**Action item**
Examine each line of the data. Copy the line if it includes the word "志愿者报名管理".

# # # # #

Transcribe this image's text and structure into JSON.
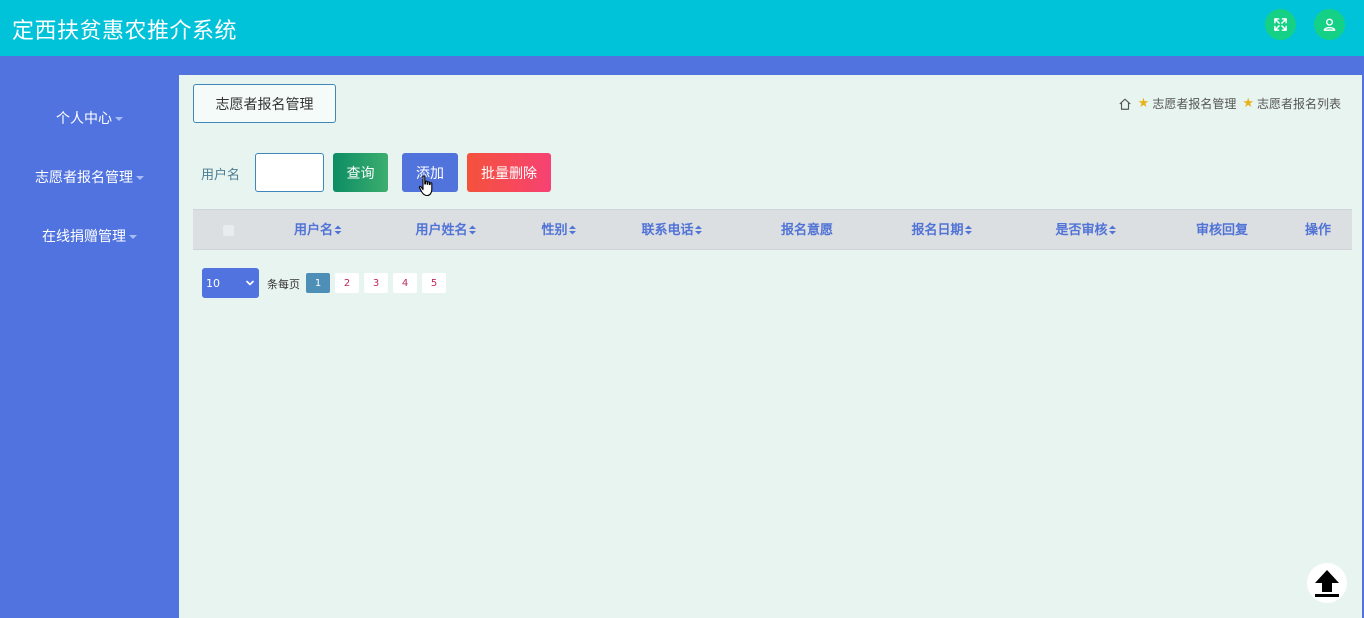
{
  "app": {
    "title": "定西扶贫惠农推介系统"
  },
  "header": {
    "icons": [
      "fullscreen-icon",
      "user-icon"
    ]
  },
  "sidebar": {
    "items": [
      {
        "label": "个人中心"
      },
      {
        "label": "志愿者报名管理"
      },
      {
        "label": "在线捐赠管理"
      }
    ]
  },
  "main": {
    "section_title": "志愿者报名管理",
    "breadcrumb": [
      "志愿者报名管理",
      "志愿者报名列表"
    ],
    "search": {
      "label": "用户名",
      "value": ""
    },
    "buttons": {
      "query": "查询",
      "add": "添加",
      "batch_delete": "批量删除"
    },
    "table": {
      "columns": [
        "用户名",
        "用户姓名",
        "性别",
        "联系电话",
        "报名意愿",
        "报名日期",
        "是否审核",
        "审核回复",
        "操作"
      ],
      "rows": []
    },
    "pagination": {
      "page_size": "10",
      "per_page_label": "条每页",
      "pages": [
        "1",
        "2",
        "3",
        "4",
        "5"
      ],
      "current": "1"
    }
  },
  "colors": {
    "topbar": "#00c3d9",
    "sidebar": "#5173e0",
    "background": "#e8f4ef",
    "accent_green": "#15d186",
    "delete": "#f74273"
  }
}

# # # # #

**Output for this task**
        "label": "志愿者报名管理"
    "section_title": "志愿者报名管理",
      "志愿者报名管理",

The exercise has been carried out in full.